I laid in the street spread eagle for a long time; wheels still turning, and waited for evidence of something badly wrong internally to manifest. It never did. I never went back to the spot of the crash, but to this day I know I had to have made a dent in that asphalt.

After recovering, my brain said, “Well that wasn’t so bad…that’s why you have all the gear on, right? Get your fat butt up and let’s continue.” So I did. The next downhill segment was not as steep, but momentum returned with a vengeance. This time I bypassed the shimmy and headed for the near curb and the safety of the grass in a neighbor’s yard. Still crashed and burned but not until I had taken three or four huge leaping strides to remain on my feet before I planted. This time I did dig up a divot. Laughter took over. I mean what can you do after being stupid enough to do what you had just confirmed you could not do a few seconds earlier?

Pride severely wounded and refusing to take off the blades, I got back in the street at the bottom of the last incline and slowly skated/limped back into my home cul-de-sac. When I got to my house, my son was standing in the driveway laughing. “Dad, you really ate it didn’t you?”

Great! He saw my incompetence. So what did I do? Removed all doubt he may have had about my prowess and crested the driveway for the grand finale. I rocketed down the short little incline headed for the open garage door. Now I’d seen my son do this maneuver where you open your feet and arc around backward and make a graceful sweeping stop. Again, super slow motion would’ve been a treat to watch. I started into a graceful sweeping arc just as my brain had convinced me would happen. Once again not knowing just how fast one should be going when executing this maneuver, and the simple fact that ice is much different than concrete; I wound up crashing once more and slid underneath the rear of the car sitting in the garage.

My son collapsed beside me laughing so hard he snorted. “Dad, that’s the coolest thing you’ve ever done!” I looked up at him and a chunk of turf from my previous plant fell off my helmet and landed on the garage floor. I had to laugh too. What else could you do?

After extracting myself from underneath the car I examined my safety gear. Every single piece had multiple road scabs. Pride bruised and stomach aching I unstrapped the helmet and made two decisions; I was done with roller blading; and it was time for another piece of pumpkin pie to ease my pain. To this day my son laughs about my grand entrance into the garage. I’m only glad he did not see my momentary flight to the scene of the crash at the top of the first hill; though I might have gained some street cred from him by getting up and climbing back atop my blades.
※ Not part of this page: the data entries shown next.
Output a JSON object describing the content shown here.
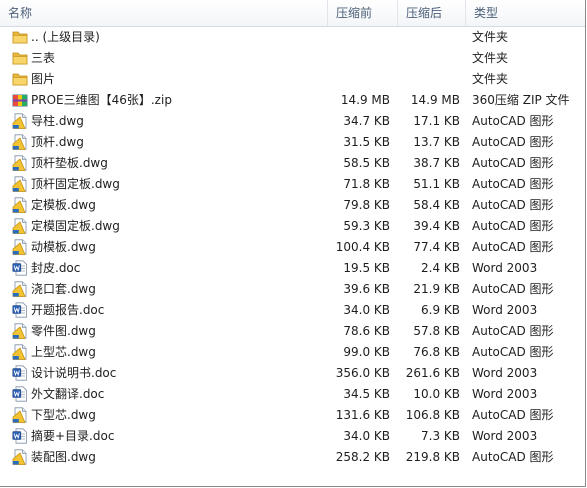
{
  "columns": {
    "name": "名称",
    "before": "压缩前",
    "after": "压缩后",
    "type": "类型"
  },
  "rows": [
    {
      "name": ".. (上级目录)",
      "before": "",
      "after": "",
      "type": "文件夹",
      "icon": "folder-icon"
    },
    {
      "name": "三表",
      "before": "",
      "after": "",
      "type": "文件夹",
      "icon": "folder-icon"
    },
    {
      "name": "图片",
      "before": "",
      "after": "",
      "type": "文件夹",
      "icon": "folder-icon"
    },
    {
      "name": "PROE三维图【46张】.zip",
      "before": "14.9 MB",
      "after": "14.9 MB",
      "type": "360压缩 ZIP 文件",
      "icon": "zip-icon"
    },
    {
      "name": "导柱.dwg",
      "before": "34.7 KB",
      "after": "17.1 KB",
      "type": "AutoCAD 图形",
      "icon": "dwg-icon"
    },
    {
      "name": "顶杆.dwg",
      "before": "31.5 KB",
      "after": "13.7 KB",
      "type": "AutoCAD 图形",
      "icon": "dwg-icon"
    },
    {
      "name": "顶杆垫板.dwg",
      "before": "58.5 KB",
      "after": "38.7 KB",
      "type": "AutoCAD 图形",
      "icon": "dwg-icon"
    },
    {
      "name": "顶杆固定板.dwg",
      "before": "71.8 KB",
      "after": "51.1 KB",
      "type": "AutoCAD 图形",
      "icon": "dwg-icon"
    },
    {
      "name": "定模板.dwg",
      "before": "79.8 KB",
      "after": "58.4 KB",
      "type": "AutoCAD 图形",
      "icon": "dwg-icon"
    },
    {
      "name": "定模固定板.dwg",
      "before": "59.3 KB",
      "after": "39.4 KB",
      "type": "AutoCAD 图形",
      "icon": "dwg-icon"
    },
    {
      "name": "动模板.dwg",
      "before": "100.4 KB",
      "after": "77.4 KB",
      "type": "AutoCAD 图形",
      "icon": "dwg-icon"
    },
    {
      "name": "封皮.doc",
      "before": "19.5 KB",
      "after": "2.4 KB",
      "type": "Word 2003",
      "icon": "doc-icon"
    },
    {
      "name": "浇口套.dwg",
      "before": "39.6 KB",
      "after": "21.9 KB",
      "type": "AutoCAD 图形",
      "icon": "dwg-icon"
    },
    {
      "name": "开题报告.doc",
      "before": "34.0 KB",
      "after": "6.9 KB",
      "type": "Word 2003",
      "icon": "doc-icon"
    },
    {
      "name": "零件图.dwg",
      "before": "78.6 KB",
      "after": "57.8 KB",
      "type": "AutoCAD 图形",
      "icon": "dwg-icon"
    },
    {
      "name": "上型芯.dwg",
      "before": "99.0 KB",
      "after": "76.8 KB",
      "type": "AutoCAD 图形",
      "icon": "dwg-icon"
    },
    {
      "name": "设计说明书.doc",
      "before": "356.0 KB",
      "after": "261.6 KB",
      "type": "Word 2003",
      "icon": "doc-icon"
    },
    {
      "name": "外文翻译.doc",
      "before": "34.5 KB",
      "after": "10.0 KB",
      "type": "Word 2003",
      "icon": "doc-icon"
    },
    {
      "name": "下型芯.dwg",
      "before": "131.6 KB",
      "after": "106.8 KB",
      "type": "AutoCAD 图形",
      "icon": "dwg-icon"
    },
    {
      "name": "摘要+目录.doc",
      "before": "34.0 KB",
      "after": "7.3 KB",
      "type": "Word 2003",
      "icon": "doc-icon"
    },
    {
      "name": "装配图.dwg",
      "before": "258.2 KB",
      "after": "219.8 KB",
      "type": "AutoCAD 图形",
      "icon": "dwg-icon"
    }
  ]
}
Can I please have some whipped crème on this pie?

Gary G. Wise
Workforce Performance Advocate, Coach, Speaker 
(317) 437-2555
Web: Living In Learning